Long before Tamsin Calidas wrote I am an Island, Highlanders were being accused of insularity and clannishness. There was a vested interest in portraying Gaels and the Gàidhealtachd as a strange living museum of constrictive traditions, as inbred and closed to the outside world. Clearly, some such opinions linger on to the present day. Angry glances shot at campervan colonnades are misunderstood as hostility or xenophobia, ignoring the very real frustration of seeing another 3.5 tonne motorhome deepen a pothole that the Council have neglected to fix for a decade. These misunderstandings might lead the cynics to see the concerns about the Highland housing crisis as self-serving or inherently unwelcoming to outsiders, but I have news for them. Islanders know full well that ‘incomers’ means wealthy retirees wanting to sketch the landscape and run a B&B by the beach, but it also – perhaps even more so – means NHS workers, delivery drivers, teachers, and new blood in the community. There is only a crisis because the market in the Highlands and Islands is in a state of utter imbalance, totally skewed towards those with a lifetime’s worth of savings on their side, regardless of origin.

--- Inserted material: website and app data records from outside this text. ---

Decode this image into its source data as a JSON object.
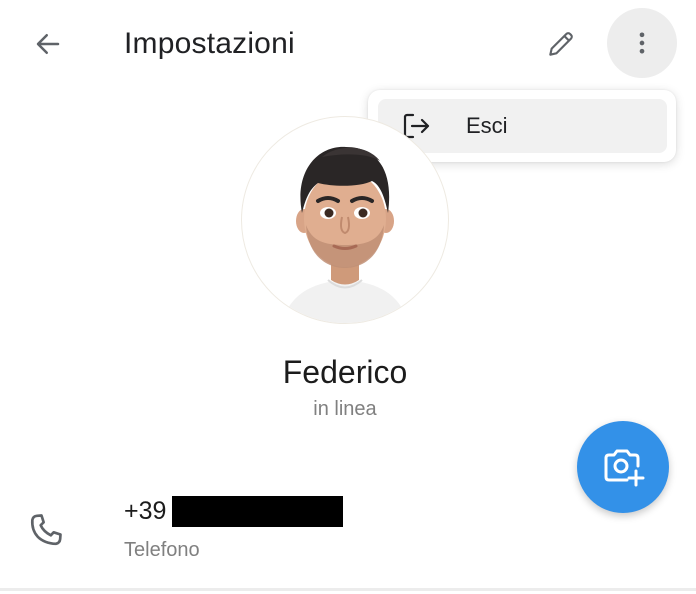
{
  "header": {
    "title": "Impostazioni",
    "back_icon": "arrow-left-icon",
    "edit_icon": "pencil-icon",
    "more_icon": "more-vertical-icon"
  },
  "menu": {
    "items": [
      {
        "label": "Esci",
        "icon": "logout-icon"
      }
    ]
  },
  "profile": {
    "name": "Federico",
    "status": "in linea",
    "avatar": "memoji-avatar"
  },
  "fab": {
    "icon": "camera-add-icon",
    "color": "#3391e8"
  },
  "contact": {
    "phone_prefix": "+39",
    "phone_redacted": true,
    "phone_label": "Telefono",
    "icon": "phone-icon"
  },
  "colors": {
    "accent": "#3391e8",
    "text": "#202124",
    "secondary_text": "#808080",
    "more_button_bg": "#ededed",
    "menu_item_bg": "#f1f1f1"
  }
}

Collective action has always been difficult in the Highlands and Islands because of the distance and terrain between individual townships, especially after half of them were emptied. The scales are tipping, though, as more and more issues that were once endemic to Skye or the Outer Isles begin to affect the mainland and seem to be spreading. Thankfully, Highlanders are not islands – they stand together on many of the issues that really matter today.